One of the British Heart Foundation’s “leading lights” has been targeted for disinvestment, Gair Rhydd can reveal. Professor Alan Williams and his parent department, Ionic Cell Signalling, are considered to be at risk despite Williams receiving significant grants from the British Heart Foundation. Though the exact figure is unconfirmed, the latest grant (or ‘award’, as it is described by the BHF) is reported to be approximately one million pounds.
This news comes just one week after Gair Rhydd revealed that up to 69 members of academic staff are set to be made redundant as part of MEDIC Forward, Cardiff University’s controversial plan to restructure the School of Medicine. MEDIC Forward has attracted criticism from staff, students, and the University and College Union (UCU) for being who have expressed their “grave concerns” with the project.
In a report issued to the University Council, one of Cardiff University’s governing bodies, the UCU stated that MEDIC Forward was a “poorly-disguised exercise in removing from the School people who are outside the major areas favoured by the ‘primary influencers’”.
The UCU further stated that the proposals “present a real risk of reputational damage to Cardiff University […] to say nothing of the impact on the staff involved”. MEDIC Forward has described some departments, such as Williams’ as ‘unsustainable’, despite those same departments attracting millions of pounds in research grants.
It is understood that the Medical School needs to approve the million-pound grant before it can be awarded, but this has yet to happen because the consultation period for MEDIC Forward is ongoing. The Medical School has previously communicated that grant money and other investors would be returned to stakeholders where projects could not be completed, and it is assumed that if Williams’ department or team was disinvested from then the grant would have to be refunded.
Heart Disease is the biggest killer in Wales, and a leading cause of death in the United Kingdom. A report commissioned by the Welsh Assembly noted that the death rate of Coronary Heart Disease in Wales “is greater than in the majority of countries in Western Europe”.
It is feared that Cardiff University will be neglecting its mission to undertake research for the public good by disinvesting in Cardiology research, particularly when the research interests of charities such as the British Heart Foundation are at stake.
A Cardiff University spokesperson would not comment on the future of IMEM or Alan Williams’ group. The spokesperson said: “It would be inappropriate to comment on any funding application or an individual’s circumstances whilst the Medic Forward consultation process remains on-going. “
“Until the consultation with staff, stakeholders, the wider University, the Trade Unions and the individuals themselves is completed we would advise anyone who wishes to raise any concerns to do so through the most appropriate channels.”

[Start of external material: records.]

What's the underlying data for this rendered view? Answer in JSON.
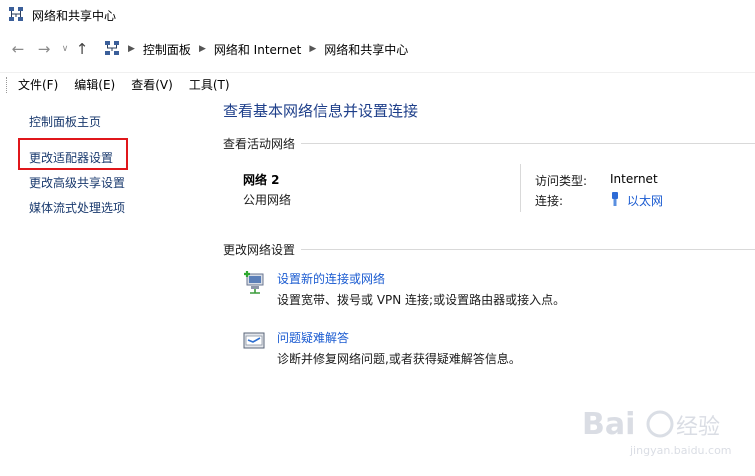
{
  "window": {
    "title": "网络和共享中心"
  },
  "address": {
    "crumbs": [
      "控制面板",
      "网络和 Internet",
      "网络和共享中心"
    ]
  },
  "menu": {
    "items": [
      "文件(F)",
      "编辑(E)",
      "查看(V)",
      "工具(T)"
    ]
  },
  "sidebar": {
    "items": [
      {
        "label": "控制面板主页"
      },
      {
        "label": "更改适配器设置"
      },
      {
        "label": "更改高级共享设置"
      },
      {
        "label": "媒体流式处理选项"
      }
    ]
  },
  "main": {
    "title": "查看基本网络信息并设置连接",
    "active_networks_label": "查看活动网络",
    "network": {
      "name": "网络 2",
      "kind": "公用网络",
      "access_type_label": "访问类型:",
      "access_type_value": "Internet",
      "connection_label": "连接:",
      "connection_value": "以太网"
    },
    "change_settings_label": "更改网络设置",
    "tasks": [
      {
        "link": "设置新的连接或网络",
        "desc": "设置宽带、拨号或 VPN 连接;或设置路由器或接入点。"
      },
      {
        "link": "问题疑难解答",
        "desc": "诊断并修复网络问题,或者获得疑难解答信息。"
      }
    ]
  },
  "watermark": {
    "brand": "Bai",
    "brand_tail": "经验",
    "url": "jingyan.baidu.com"
  },
  "colors": {
    "link": "#1a5bd1",
    "title": "#1e3f8a",
    "sidebar_link": "#1a3a6e",
    "highlight": "#e0171b"
  }
}
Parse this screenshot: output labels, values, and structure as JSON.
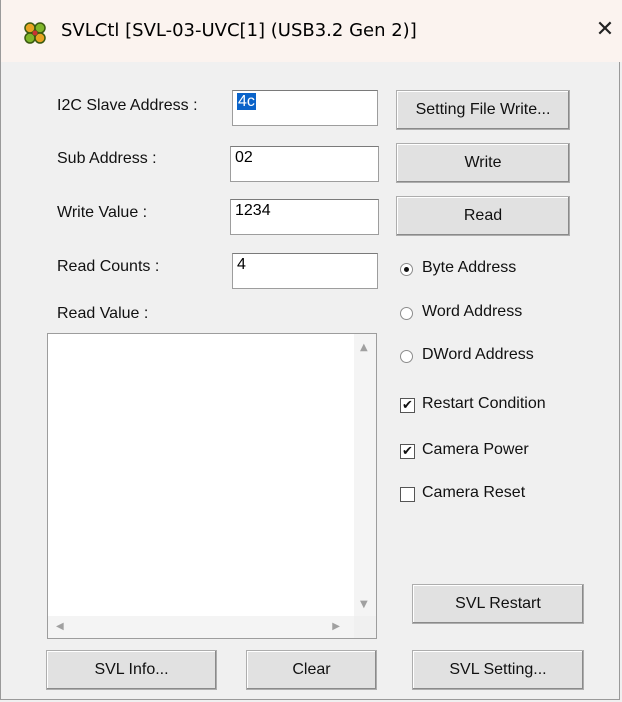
{
  "window": {
    "title": "SVLCtl [SVL-03-UVC[1] (USB3.2 Gen 2)]",
    "close_glyph": "✕",
    "app_icon": "svlctl-app-icon"
  },
  "labels": {
    "i2c_slave_address": "I2C Slave Address :",
    "sub_address": "Sub Address :",
    "write_value": "Write Value :",
    "read_counts": "Read Counts :",
    "read_value": "Read Value :"
  },
  "fields": {
    "i2c_slave_address": "4c",
    "sub_address": "02",
    "write_value": "1234",
    "read_counts": "4"
  },
  "buttons": {
    "setting_file_write": "Setting File Write...",
    "write": "Write",
    "read": "Read",
    "svl_restart": "SVL Restart",
    "svl_info": "SVL Info...",
    "clear": "Clear",
    "svl_setting": "SVL Setting..."
  },
  "address_mode": {
    "options": [
      "Byte Address",
      "Word Address",
      "DWord Address"
    ],
    "selected": "Byte Address"
  },
  "options": {
    "restart_condition": {
      "label": "Restart Condition",
      "checked": true
    },
    "camera_power": {
      "label": "Camera Power",
      "checked": true
    },
    "camera_reset": {
      "label": "Camera Reset",
      "checked": false
    }
  },
  "read_value_list": {
    "items": []
  }
}
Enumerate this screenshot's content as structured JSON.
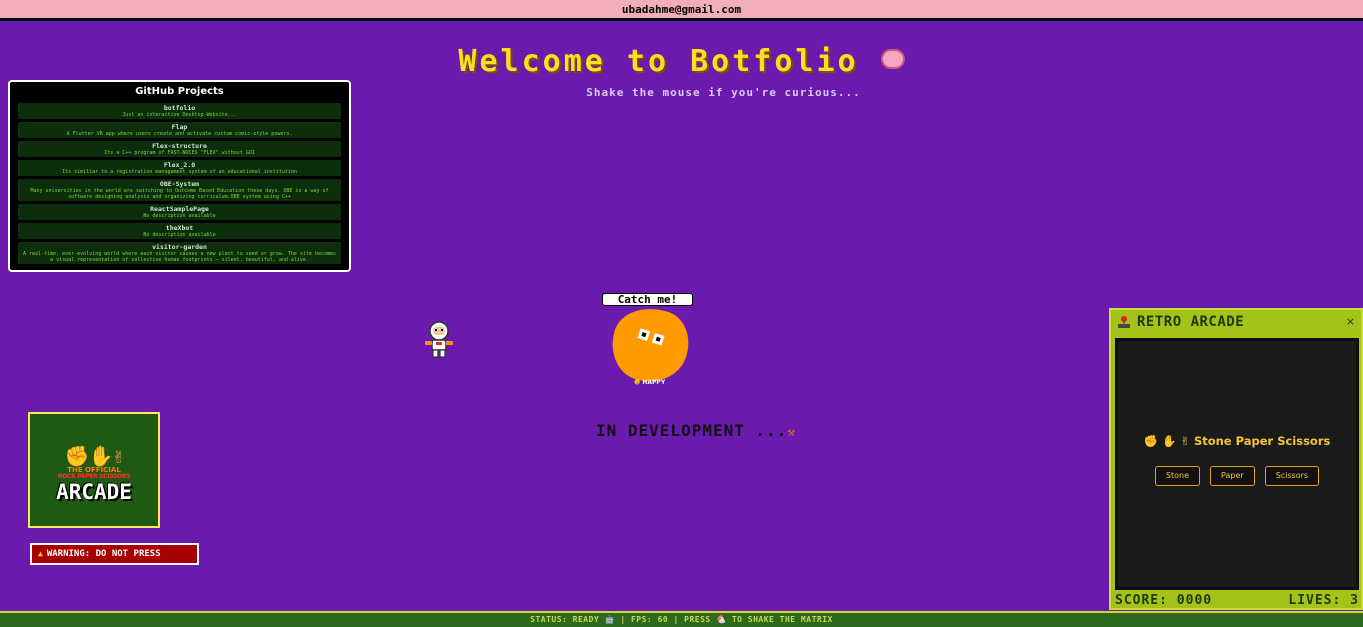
{
  "header": {
    "email": "ubadahme@gmail.com"
  },
  "hero": {
    "title": "Welcome to Botfolio",
    "subtitle": "Shake the mouse if you're curious..."
  },
  "github": {
    "title": "GitHub Projects",
    "projects": [
      {
        "name": "botfolio",
        "desc": "Just an interactive Desktop-Website..."
      },
      {
        "name": "Flap",
        "desc": "A Flutter VR app where users create and activate custom comic-style powers."
      },
      {
        "name": "Flex-structure",
        "desc": "Its a C++ program of FAST-NUCES \"FLEX\" without GUI"
      },
      {
        "name": "Flex_2.0",
        "desc": "Its similiar to a registration management system of an educational institution"
      },
      {
        "name": "OBE-System",
        "desc": "Many universities in the world are switching to Outcome Based Education these days. OBE is a way of software designing analysis and organizing curriculum.OBE system using C++"
      },
      {
        "name": "ReactSamplePage",
        "desc": "No description available"
      },
      {
        "name": "theXbot",
        "desc": "No description available"
      },
      {
        "name": "visitor-garden",
        "desc": "A real-time, ever-evolving world where each visitor causes a new plant to seed or grow. The site becomes a visual representation of collective human footprints — silent, beautiful, and alive."
      }
    ]
  },
  "pet": {
    "speech": "Catch me!",
    "mood": "HAPPY"
  },
  "dev_notice": "IN DEVELOPMENT ...",
  "arcade_tile": {
    "small1": "THE OFFICIAL",
    "small2": "ROCK PAPER SCISSORS",
    "big": "ARCADE"
  },
  "warning_button": "WARNING: DO NOT PRESS",
  "retro_arcade": {
    "title": "RETRO ARCADE",
    "close": "×",
    "game_title": "Stone Paper Scissors",
    "buttons": [
      "Stone",
      "Paper",
      "Scissors"
    ],
    "score": "SCORE: 0000",
    "lives": "LIVES: 3"
  },
  "status_bar": "STATUS: READY 🤖 | FPS: 60 | PRESS 🐔 TO SHAKE THE MATRIX",
  "icons": {
    "brain": "brain-icon",
    "hammer": "hammer-icon",
    "rps_hands": "rps-hands-icon",
    "joystick": "joystick-icon",
    "warning": "warning-icon",
    "astronaut": "astronaut-icon"
  },
  "colors": {
    "background": "#6a1bad",
    "accent_yellow": "#ffdd22",
    "topbar": "#f2aeb8",
    "pet": "#ff9a00",
    "arcade_panel": "#a5c21a"
  }
}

Cardiff University would not confirm whether or not the scenario described was unique to Williams’ team, or if other research grants were also being suspended while the consultation period continues. They also refused to comment more broadly as to whether or not Cardiology research at the Medical School more was at risk of disinvestment.
Prof. Peter Weissberg, director of Medicine at the BHF, spoke to Gair Rhydd and said: “Many large medical schools in the UK have recently undergone strategic reviews and the BHF is aware that Cardiff University’s School of Medicine is currently undergoing such a review to redefine its priorities and its managerial structure.”
“Professor Alan Williams’ group is one of its leading lights and we are confident that Professor Williams’ new award is not in jeopardy, although it is not yet clear where his group will fit within the anticipated revised structure. We await the outcome of the formal consultation process with interest.”
“The BHF is committed to supporting high quality cardiovascular research across the UK. Cardiff University is aware of the burden of cardiovascular disease in the Welsh population and needs to define how it can best address this problem through its new research strategy and structure.”
Though the BHF is confident that Williams’ award is not in jeopardy, his position is. It is understood that Alan Williams is one of the 69 academics who have been notified that their area of research is currently being considered for disinvestment.
Despite wide-ranging student complaints about poor communication, nothing more has been communicated to students about MEDIC Forward since last week’s Gair Rhydd story, and many questions are still being asked.
The University and College Union presented the case for either slowing or stopping the MEDIC Forward restructure to University Council on Monday 18th of May. The report presented to those on Council cited a number of problems with the proposals as they stood:
The Council will meet in June to discuss the future of MEDIC Forward. The consultation continues.